There are Canada-wide regulations that prohibit producers from claiming they are organic when they aren’t certified. The laws only apply to producers who sell their products across a border and to those in certain provinces that don’t have their own provincial legislation. Manitoba, British Columbia, Nova Scotia and New Brunswick have adopted the national regulations and Quebec has its own legislation. The remainders of the provinces, including Saskatchewan and Ontario, have no regulations in place.

"We would very much like the Saskatchewan government to adopt the Canada organic regime,” Marla Carlton, executive director of Sask Organics told CTV Saskatoon. “We have had discussions with them and we continue with those discussions. We understand that it's a process and a journey.”

But the provincial government says it’s not considering legislation. It believes the federal legislation is enough.

"[The] majority of products, organically, that are produced in Saskatchewan are produced for export outside of our borders, or even outside of Canada,” Penny McCall, executive director of crops and irrigation with the agriculture ministry said.

There are 842 farmers in Saskatchewan who are certified organic primary producers. Skoworodko is one of them and said the process is time consuming, but worth it.

“I wanted to be able to give people that piece of mind that we are organic, not just that we said we are,” he said. “We just wanted to be sure that we can give people that piece of mind that yes, it actually is organic.”

Without the regulations in place, Sask Organics encourages consumers to look for the certification label and to ask questions about where their food comes from.
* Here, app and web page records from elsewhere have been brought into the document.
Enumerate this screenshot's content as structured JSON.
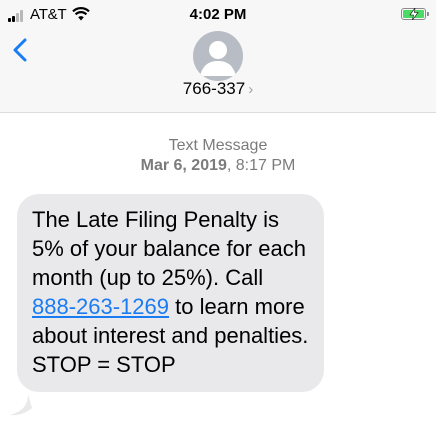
{
  "status_bar": {
    "carrier": "AT&T",
    "time": "4:02 PM",
    "battery_color": "#4cd964"
  },
  "header": {
    "back_icon": "chevron-left-icon",
    "avatar_icon": "person-icon",
    "contact": "766-337",
    "contact_chevron": "›"
  },
  "thread": {
    "type_label": "Text Message",
    "date_bold": "Mar 6, 2019",
    "date_sep": ", ",
    "time": "8:17 PM"
  },
  "message": {
    "text_before": "The Late Filing Penalty is 5% of your balance for each month (up to 25%). Call ",
    "phone_link": "888-263-1269",
    "text_after": " to learn more about interest and penalties. STOP = STOP"
  },
  "colors": {
    "link": "#1a7cf2",
    "bubble": "#e9e9eb",
    "back_chevron": "#1a7cf2"
  }
}
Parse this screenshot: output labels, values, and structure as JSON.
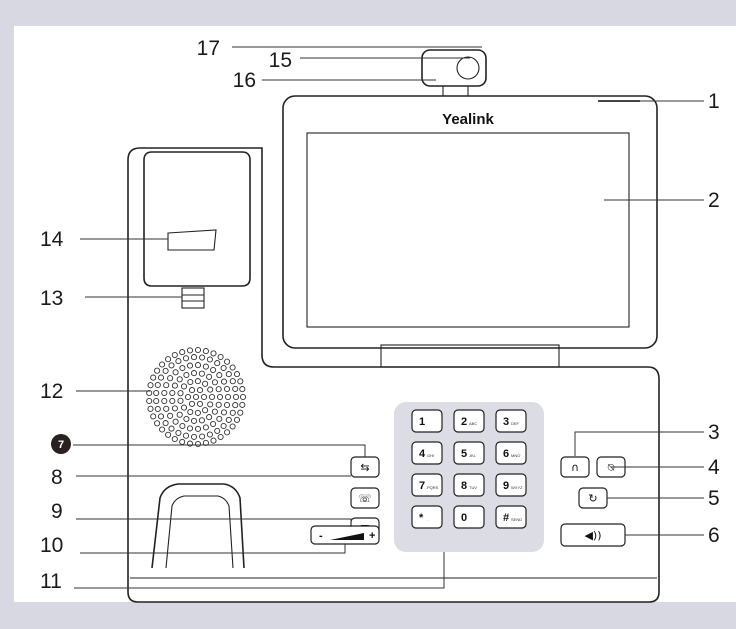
{
  "brand": "Yealink",
  "callouts": {
    "c1": "1",
    "c2": "2",
    "c3": "3",
    "c4": "4",
    "c5": "5",
    "c6": "6",
    "c7": "7",
    "c8": "8",
    "c9": "9",
    "c10": "10",
    "c11": "11",
    "c12": "12",
    "c13": "13",
    "c14": "14",
    "c15": "15",
    "c16": "16",
    "c17": "17"
  },
  "keypad": {
    "k1": "1",
    "k1s": "",
    "k2": "2",
    "k2s": "ABC",
    "k3": "3",
    "k3s": "DEF",
    "k4": "4",
    "k4s": "GHI",
    "k5": "5",
    "k5s": "JKL",
    "k6": "6",
    "k6s": "MNO",
    "k7": "7",
    "k7s": "PQRS",
    "k8": "8",
    "k8s": "TUV",
    "k9": "9",
    "k9s": "WXYZ",
    "kstar": "*",
    "kstars": ".",
    "k0": "0",
    "k0s": "",
    "khash": "#",
    "khashs": "SEND"
  },
  "volume": {
    "minus": "-",
    "plus": "+"
  },
  "icons": {
    "headset": "headset-icon",
    "mute": "mute-icon",
    "redial": "redial-icon",
    "speaker": "speakerphone-icon",
    "transfer": "transfer-icon",
    "conference": "conference-icon",
    "message": "message-icon"
  }
}
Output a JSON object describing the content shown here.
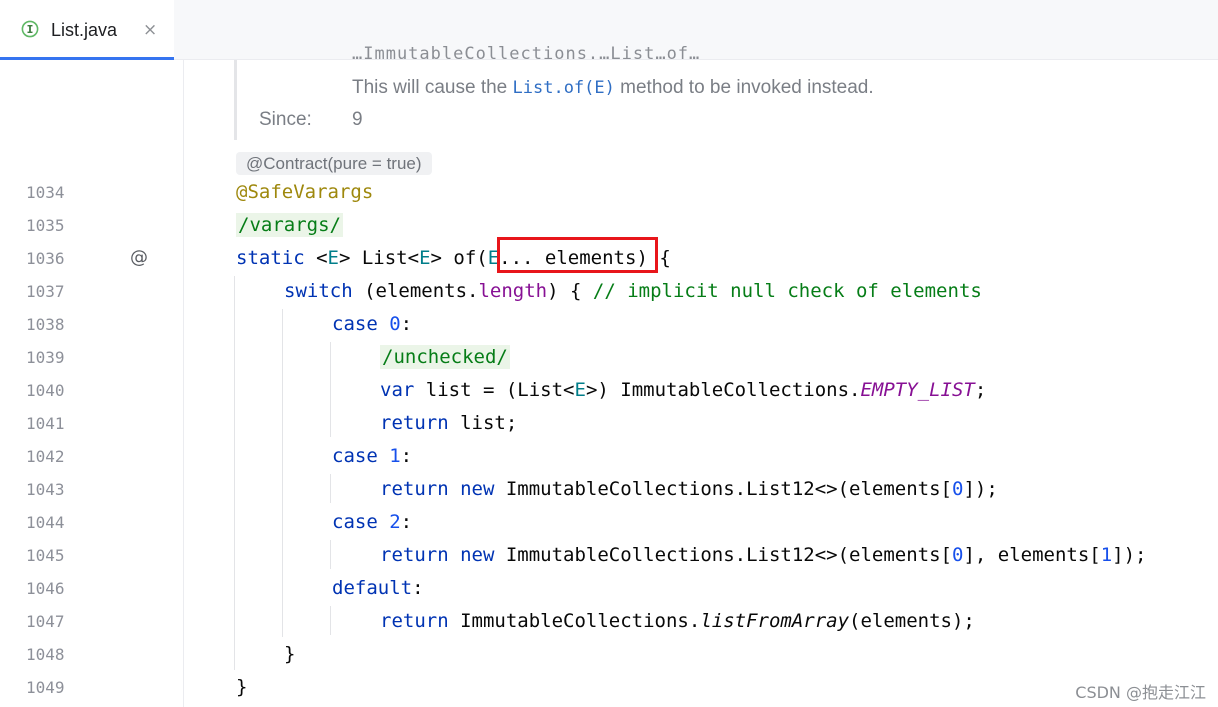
{
  "tab": {
    "label": "List.java",
    "close_glyph": "×",
    "icon": "interface-icon",
    "accent": "#3574f0"
  },
  "gutter": {
    "line_numbers": [
      "1034",
      "1035",
      "1036",
      "1037",
      "1038",
      "1039",
      "1040",
      "1041",
      "1042",
      "1043",
      "1044",
      "1045",
      "1046",
      "1047",
      "1048",
      "1049"
    ],
    "marker": "@"
  },
  "doc": {
    "cut_line": "…ImmutableCollections.…List…of…",
    "text_before": "This will cause the ",
    "code": "List.of(E)",
    "text_after": " method to be invoked instead.",
    "since_label": "Since:",
    "since_value": "9",
    "contract": "@Contract(pure = true)"
  },
  "code": {
    "annotation": "@SafeVarargs",
    "varargs_badge": "/varargs/",
    "static": "static",
    "lt": " <",
    "type_e": "E",
    "list_open": "> List<",
    "of_open": "> of(",
    "elements_param": "... elements",
    "sig_close": ") {",
    "switch": "switch",
    "switch_open": " (elements.",
    "length": "length",
    "switch_close": ") { ",
    "switch_comment": "// implicit null check of elements",
    "case": "case",
    "zero": "0",
    "one": "1",
    "two": "2",
    "colon": ":",
    "unchecked_badge": "/unchecked/",
    "var": "var",
    "var_list": " list = (List<",
    "var_cast": ">) ImmutableCollections.",
    "empty_list": "EMPTY_LIST",
    "semicolon": ";",
    "return": "return",
    "return_list": " list;",
    "new": "new",
    "list12": " ImmutableCollections.List12<>(elements[",
    "close_bracket": "]);",
    "mid_bracket": "], elements[",
    "default": "default",
    "return_ic": " ImmutableCollections.",
    "list_from_array": "listFromArray",
    "lfa_args": "(elements);",
    "brace": "}"
  },
  "watermark": "CSDN @抱走江江"
}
“It’s so that you have that direct relationship with a farmer and ask them about their farming practices,” Carlton said. “And if they aren’t certified organic and you would like them to be, encourage them to certify.”